If you assume that Uk=2k-1 and Uk-1=2k-1 -1 at the same time, isn't that already assuming the equation correct?
Given some property of numbers P, regular induction proves P(1), on the basis of P(1) it proves P(2), on the basis of P(2) it proves P(3), and in general it uses P(k) to prove P(k + 1). Eventually you can prove P(n) for every n, so you may consider "for all n, P(n)" proved.
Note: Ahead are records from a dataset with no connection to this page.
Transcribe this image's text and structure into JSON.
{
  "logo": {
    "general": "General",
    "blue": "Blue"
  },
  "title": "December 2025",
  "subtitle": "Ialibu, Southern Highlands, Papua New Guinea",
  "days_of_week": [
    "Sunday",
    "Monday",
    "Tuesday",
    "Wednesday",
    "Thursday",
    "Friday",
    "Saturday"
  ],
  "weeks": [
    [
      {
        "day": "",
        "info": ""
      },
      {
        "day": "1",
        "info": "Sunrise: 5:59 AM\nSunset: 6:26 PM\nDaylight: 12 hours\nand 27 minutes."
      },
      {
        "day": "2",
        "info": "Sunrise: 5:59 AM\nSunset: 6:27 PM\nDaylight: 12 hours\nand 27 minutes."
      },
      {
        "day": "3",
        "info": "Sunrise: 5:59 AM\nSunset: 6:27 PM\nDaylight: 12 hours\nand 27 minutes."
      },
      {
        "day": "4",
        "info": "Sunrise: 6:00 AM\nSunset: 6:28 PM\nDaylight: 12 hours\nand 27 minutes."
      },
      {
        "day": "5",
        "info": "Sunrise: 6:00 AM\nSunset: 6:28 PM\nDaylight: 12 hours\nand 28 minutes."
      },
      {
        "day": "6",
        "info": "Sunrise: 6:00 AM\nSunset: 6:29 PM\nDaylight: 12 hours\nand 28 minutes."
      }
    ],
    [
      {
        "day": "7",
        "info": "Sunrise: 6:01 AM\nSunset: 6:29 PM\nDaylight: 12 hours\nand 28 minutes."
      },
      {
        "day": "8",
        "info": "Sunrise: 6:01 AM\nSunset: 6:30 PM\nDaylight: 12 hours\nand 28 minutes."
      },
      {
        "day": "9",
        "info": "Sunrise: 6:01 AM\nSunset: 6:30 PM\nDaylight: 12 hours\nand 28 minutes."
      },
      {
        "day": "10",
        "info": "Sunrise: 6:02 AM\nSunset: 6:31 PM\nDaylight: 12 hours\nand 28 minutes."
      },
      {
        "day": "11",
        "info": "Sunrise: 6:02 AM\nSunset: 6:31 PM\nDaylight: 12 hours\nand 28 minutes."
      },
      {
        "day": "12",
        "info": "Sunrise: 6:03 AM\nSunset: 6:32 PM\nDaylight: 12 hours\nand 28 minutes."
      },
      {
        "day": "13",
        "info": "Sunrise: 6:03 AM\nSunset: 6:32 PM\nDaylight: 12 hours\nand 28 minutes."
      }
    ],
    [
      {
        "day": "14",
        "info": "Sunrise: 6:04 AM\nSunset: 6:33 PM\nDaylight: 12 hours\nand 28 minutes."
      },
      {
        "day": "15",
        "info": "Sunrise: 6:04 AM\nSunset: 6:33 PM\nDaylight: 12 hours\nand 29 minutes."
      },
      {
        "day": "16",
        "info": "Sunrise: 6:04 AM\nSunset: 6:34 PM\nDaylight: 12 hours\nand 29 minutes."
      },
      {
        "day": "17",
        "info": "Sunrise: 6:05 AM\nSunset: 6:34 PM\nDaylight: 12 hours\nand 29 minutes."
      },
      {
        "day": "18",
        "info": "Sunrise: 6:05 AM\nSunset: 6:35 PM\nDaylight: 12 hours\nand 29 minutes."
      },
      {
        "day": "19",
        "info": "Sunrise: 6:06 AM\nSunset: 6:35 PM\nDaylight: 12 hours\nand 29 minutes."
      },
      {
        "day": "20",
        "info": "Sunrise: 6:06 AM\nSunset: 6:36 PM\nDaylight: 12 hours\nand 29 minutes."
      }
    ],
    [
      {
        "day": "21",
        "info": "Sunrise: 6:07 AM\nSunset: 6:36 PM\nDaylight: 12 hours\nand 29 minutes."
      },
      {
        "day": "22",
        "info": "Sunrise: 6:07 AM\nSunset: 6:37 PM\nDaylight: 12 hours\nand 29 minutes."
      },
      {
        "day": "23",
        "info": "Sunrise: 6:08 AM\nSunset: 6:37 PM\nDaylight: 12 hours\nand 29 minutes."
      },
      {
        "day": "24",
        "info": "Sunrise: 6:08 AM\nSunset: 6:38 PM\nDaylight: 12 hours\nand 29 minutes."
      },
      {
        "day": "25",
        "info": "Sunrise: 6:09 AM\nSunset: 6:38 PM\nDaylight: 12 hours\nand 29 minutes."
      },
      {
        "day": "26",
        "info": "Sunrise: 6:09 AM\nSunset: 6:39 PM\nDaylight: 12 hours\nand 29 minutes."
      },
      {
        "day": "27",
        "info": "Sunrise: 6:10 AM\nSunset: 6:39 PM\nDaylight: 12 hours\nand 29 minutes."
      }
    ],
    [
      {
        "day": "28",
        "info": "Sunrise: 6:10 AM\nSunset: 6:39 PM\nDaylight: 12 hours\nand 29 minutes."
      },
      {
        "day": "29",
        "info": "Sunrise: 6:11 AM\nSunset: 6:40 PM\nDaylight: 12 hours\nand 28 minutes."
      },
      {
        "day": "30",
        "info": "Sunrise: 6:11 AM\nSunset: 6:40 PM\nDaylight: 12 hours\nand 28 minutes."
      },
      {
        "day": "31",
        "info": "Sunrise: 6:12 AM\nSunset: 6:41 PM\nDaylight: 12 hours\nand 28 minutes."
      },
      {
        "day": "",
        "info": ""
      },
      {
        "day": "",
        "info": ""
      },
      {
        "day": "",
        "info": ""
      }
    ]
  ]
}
Strong induction also proves P(1), and on the basis of P(1) it proves P(2). Then it uses both P(1) and P(2) to prove P(3), it uses P(1), P(2) and P(3) to prove P(4), and in general it uses all of P(1), ..., P(k) to prove P(k + 1). In particular, when proving P(k + 1) you may use not only P(k), but P(k - 1) (as long as k > 1). Eventually you again can prove P(n) for every n. Note that strong induction makes the induction step easier because you have more assumptions to prove P(k + 1).
It is important that if you started with P(1), then in proving P(k + 1) you may use P(k - 1) only when k > 1 (otherwise, P(k - 1) becomes P(0), which you have not proved). How then do we prove P(k + 1) for k = 1, i.e., P(2)? It has to be proved separately, not as a part of the induction step. Thus, strong induction may have more than one base case. But even base cases can be considered as induction steps if the rule is to prove P(k) from all P(j) where 1 ≤ j < k. In particular, P(1) is proved without assumptions since there is no j such that 1 ≤ j < 1.
See also Wikipedia.